How does one generate more water in a desert? For Pilar Harris, senior director for corporate social responsibility and government relations at Formula 1, the question arose while she planned for the Las Vegas Grand Prix’s first drag race around the city’s famed Strip.

The West Is Running Out Of Water. A Heavy Snow Could Help, But Will It Come This Winter?

Snowfall forecasts for the West’s mountains are critically important this winter after last year’s unusually heavy snow helped improve the region’s long-simmering water crisis, including conditions at Lake Powell and downstream Lake Mead outside Las Vegas.

Another heavy snow year could help reduce the need for water restrictions and help farmers continue producing irrigated crops such as melons, lettuce and almonds.

Federal Government’s Short-term Colorado River Stabilization Plan Paints a “Rosy” Picture

Colorado scientist Brad Udall spent hours digging — with frustration — through the federal government’s 700-page proposal for managing key dams and reservoirs in the Colorado River Basin over the next three years.

“I just wish they would really simply say, ‘And here’s how the system would perform under these really bad years we’ve seen over the last 23 (years),’” said Udall, senior water and climate research scientist at Colorado State University. “If they would do that, you would see that this system crashes.”

Opinion: Lake Mead Has a 1-in-4 Chance of Going Low Again by 2026, if We Don’t Do More Now

Now that we’re knee-deep in the long-term process to save the Colorado River, almost no one is asking whether we’ve done enough to stabilize it for the next few years.

A wet winter and billions of dollars in funding already solved that problem, right?

What the Fed’s New Proposal for Management of Colorado River Reservoirs Means

Last week, the Bureau of Reclamation released an updated proposal for the near-term management of Lake Powell and Lake Mead.

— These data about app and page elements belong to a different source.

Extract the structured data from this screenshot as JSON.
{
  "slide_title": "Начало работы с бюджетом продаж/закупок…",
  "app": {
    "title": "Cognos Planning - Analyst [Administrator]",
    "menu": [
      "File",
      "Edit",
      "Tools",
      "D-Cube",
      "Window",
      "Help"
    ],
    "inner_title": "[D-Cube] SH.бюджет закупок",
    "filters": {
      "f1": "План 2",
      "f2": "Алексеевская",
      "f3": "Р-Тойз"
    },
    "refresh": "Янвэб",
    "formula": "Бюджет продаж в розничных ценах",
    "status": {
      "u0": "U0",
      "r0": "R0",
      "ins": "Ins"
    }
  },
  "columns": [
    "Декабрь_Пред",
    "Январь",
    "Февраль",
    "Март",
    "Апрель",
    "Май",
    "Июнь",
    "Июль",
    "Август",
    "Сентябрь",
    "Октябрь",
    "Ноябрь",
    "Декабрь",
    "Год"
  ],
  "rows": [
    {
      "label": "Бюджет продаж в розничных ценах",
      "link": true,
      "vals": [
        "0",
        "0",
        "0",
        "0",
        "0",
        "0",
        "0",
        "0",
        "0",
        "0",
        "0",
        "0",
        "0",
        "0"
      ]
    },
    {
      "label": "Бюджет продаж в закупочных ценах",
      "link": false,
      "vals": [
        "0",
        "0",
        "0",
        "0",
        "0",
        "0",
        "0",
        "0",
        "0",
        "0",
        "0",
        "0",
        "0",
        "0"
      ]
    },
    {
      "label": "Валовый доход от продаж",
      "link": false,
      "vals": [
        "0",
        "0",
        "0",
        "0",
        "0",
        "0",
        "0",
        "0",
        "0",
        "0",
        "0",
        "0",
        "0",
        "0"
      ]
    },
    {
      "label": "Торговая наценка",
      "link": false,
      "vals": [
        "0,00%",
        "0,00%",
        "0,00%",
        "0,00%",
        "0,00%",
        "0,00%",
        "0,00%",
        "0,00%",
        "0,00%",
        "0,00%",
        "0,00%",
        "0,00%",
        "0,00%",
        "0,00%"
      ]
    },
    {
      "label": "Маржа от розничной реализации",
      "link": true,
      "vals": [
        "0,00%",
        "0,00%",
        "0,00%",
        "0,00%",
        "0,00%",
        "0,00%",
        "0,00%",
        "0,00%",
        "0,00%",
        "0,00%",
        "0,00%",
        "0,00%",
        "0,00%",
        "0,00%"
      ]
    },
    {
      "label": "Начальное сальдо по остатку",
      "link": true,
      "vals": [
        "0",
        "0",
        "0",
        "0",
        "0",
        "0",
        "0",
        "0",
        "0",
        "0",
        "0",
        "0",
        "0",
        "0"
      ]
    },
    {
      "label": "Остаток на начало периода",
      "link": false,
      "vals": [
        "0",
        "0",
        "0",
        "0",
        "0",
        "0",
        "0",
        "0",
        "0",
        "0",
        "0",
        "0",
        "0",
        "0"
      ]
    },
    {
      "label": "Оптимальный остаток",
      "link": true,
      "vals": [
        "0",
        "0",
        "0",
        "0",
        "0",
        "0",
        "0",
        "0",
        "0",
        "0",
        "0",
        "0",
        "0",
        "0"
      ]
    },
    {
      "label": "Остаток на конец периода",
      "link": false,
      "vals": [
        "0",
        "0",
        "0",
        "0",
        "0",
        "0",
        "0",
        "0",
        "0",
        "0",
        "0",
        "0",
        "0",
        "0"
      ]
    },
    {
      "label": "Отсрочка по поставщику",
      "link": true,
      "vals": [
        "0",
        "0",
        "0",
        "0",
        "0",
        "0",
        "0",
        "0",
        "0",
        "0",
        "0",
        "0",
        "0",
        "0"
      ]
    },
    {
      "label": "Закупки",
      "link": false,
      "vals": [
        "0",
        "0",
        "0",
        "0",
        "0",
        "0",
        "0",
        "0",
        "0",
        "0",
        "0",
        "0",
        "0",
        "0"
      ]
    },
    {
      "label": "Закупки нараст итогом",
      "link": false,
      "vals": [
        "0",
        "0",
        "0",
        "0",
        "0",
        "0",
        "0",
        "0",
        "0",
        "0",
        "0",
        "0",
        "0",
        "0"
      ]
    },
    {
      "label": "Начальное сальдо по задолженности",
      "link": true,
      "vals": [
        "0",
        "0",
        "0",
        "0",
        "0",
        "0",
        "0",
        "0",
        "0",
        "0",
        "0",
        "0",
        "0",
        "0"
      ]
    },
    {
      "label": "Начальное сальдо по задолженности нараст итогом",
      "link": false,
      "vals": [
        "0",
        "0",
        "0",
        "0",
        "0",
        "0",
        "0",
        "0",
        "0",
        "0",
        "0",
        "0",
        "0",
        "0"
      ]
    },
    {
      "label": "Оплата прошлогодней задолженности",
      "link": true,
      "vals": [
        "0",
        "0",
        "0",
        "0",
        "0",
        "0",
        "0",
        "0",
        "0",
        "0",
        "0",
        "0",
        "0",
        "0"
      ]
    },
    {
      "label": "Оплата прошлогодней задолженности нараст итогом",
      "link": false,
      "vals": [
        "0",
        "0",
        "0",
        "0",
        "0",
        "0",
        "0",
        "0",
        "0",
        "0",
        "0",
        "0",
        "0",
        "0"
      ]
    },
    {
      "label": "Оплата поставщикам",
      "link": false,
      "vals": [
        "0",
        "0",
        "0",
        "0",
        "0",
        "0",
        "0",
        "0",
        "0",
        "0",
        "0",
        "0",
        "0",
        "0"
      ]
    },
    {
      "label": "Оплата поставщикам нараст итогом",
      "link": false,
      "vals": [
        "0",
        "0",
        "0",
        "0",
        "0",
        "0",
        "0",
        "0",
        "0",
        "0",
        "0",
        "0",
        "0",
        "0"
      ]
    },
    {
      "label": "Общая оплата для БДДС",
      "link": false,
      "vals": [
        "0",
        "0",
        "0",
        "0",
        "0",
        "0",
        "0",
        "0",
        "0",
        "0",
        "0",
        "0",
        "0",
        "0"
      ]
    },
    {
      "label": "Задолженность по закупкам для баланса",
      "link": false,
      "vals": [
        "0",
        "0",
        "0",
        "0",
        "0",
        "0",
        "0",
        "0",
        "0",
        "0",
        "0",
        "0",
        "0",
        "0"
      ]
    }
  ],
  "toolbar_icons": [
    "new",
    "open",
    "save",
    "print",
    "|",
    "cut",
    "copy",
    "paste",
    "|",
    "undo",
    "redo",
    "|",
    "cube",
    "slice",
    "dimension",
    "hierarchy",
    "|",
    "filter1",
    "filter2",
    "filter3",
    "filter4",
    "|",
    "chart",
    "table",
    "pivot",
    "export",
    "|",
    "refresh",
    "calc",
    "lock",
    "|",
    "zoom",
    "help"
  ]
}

Its revised draft supplemental environmental impact statement (SEIS) includes a proposal crafted by the Lower Colorado River Basin states — Arizona, California and Nevada — that commits to conserving 3 million acre-feet of water through the end of 2026.

The Water Wars Deciding the Future of the West

On the eastern flank of metropolitan Las Vegas, out past a water park advertising “the world’s largest man-made wave” and a nascent development called Cadence, a red-dirt parking lot teases public access to the system that enabled the past three decades of growth in southern Nevada. Called the Las Vegas Wash, it amounts to a channel that funnels the area’s recycled water back to its aquatic lifeline: Lake Mead.

Next Steps to Protect Stability and Sustainability of Colorado River Basin

The Biden-Harris administration October 25 announced next steps in the efforts to protect the stability and sustainability of the Colorado River System and strengthen water security in the West. The Department of the Interior’s Bureau of Reclamation released a revised draft Supplemental Environmental Impact Statement (SEIS) as part of the ongoing, collaborative effort to update the current interim operating guidelines for the near-term operation of Glen Canyon and Hoover Dams to address the ongoing drought and impacts from the climate crisis.